For king, empire and themselves 2014
Peter Lawrence talk on East Anglian families with influence
Gurney, Barclay, Repton, Fry – some of the East Anglian Family names that have rung down history. Peter painted a picture of their world of endeavour, good fortune and family networking. It was spiced with a soupcon of excess and exploitation, but ended with a legacy that enriches lives.
Mainly Methodist, they moved south to settle in quiet rural villages – West Ham and Walthamstow among them. On the horizon was the City of London, and there, as bankers, they created wealth beyond our dreams. On their rolling estates they threw up country houses to rival royalty and the best in the land.
On the left is Samuel Gurney in 1820.
When they had made their money, spreading across the British Empire they found new ways to become even richer. One family ran the East India Company, to all intents and purposes controlling the whole sub-continent. Others invested in the Caribbean, thinking of cotton but quickly switching to sugar – white gold, it was called. At least one lived a life of excess, lost the family fortune and saw his mansion sold-off as building material. Others employed black slaves brought from Africa.

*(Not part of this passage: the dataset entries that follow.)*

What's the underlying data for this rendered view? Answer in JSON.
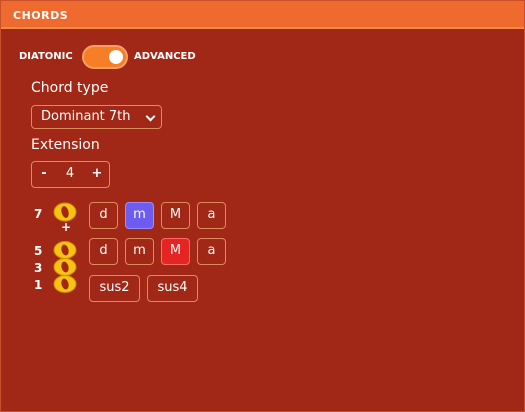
{
  "header": {
    "title": "CHORDS"
  },
  "mode": {
    "left_label": "DIATONIC",
    "right_label": "ADVANCED",
    "is_advanced": true
  },
  "chord_type": {
    "label": "Chord type",
    "selected": "Dominant 7th"
  },
  "extension": {
    "label": "Extension",
    "minus": "-",
    "value": "4",
    "plus": "+"
  },
  "degrees": {
    "seventh": "7",
    "plus": "+",
    "fifth": "5",
    "third": "3",
    "root": "1"
  },
  "seventh_row": {
    "buttons": [
      "d",
      "m",
      "M",
      "a"
    ],
    "selected": "m"
  },
  "fifth_row": {
    "buttons": [
      "d",
      "m",
      "M",
      "a"
    ],
    "selected": "M"
  },
  "sus_row": {
    "buttons": [
      "sus2",
      "sus4"
    ]
  },
  "colors": {
    "panel_bg": "#a12816",
    "header_bg": "#ef6a2e",
    "toggle_on": "#f57e26",
    "selected_seventh": "#6e5cf0",
    "selected_fifth": "#e52424",
    "notehead": "#f6c311"
  }
}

Their link with our area? Norfolk was where they holidayed. The entire family, forty plus people not counting their servants; bags, baggage, horses and carriages, all loaded onto trains and transported to Cromer and Runton for picnics on the beach. There are lots of photos and the delightful diary of a daughter who describes a remarkably simple life – playing in the fields, running home for tea, and stories at bedtime.
As London grew the families left their southern estates and moved to their holiday homes and new houses built in Suffolk and Norfolk, where their descendants can still be found. Their grand houses were sold, even destroyed to be replaced by tower blocks and supermarkets. But in between they made sure that something was left for the local people. The City of London now cares for a whole series of lovely parks which were once their gardens. Epping Forest itself was preserved by their generosity.
One man was given a nickname, “The Liberator”, for the leading role he played in ending the slave trade. And then there was Elizabeth Fry, pictured to the left. Not just chocolates, but a lady who devoted her life to helping women in prison and became perhaps the greatest prison reformer we have known.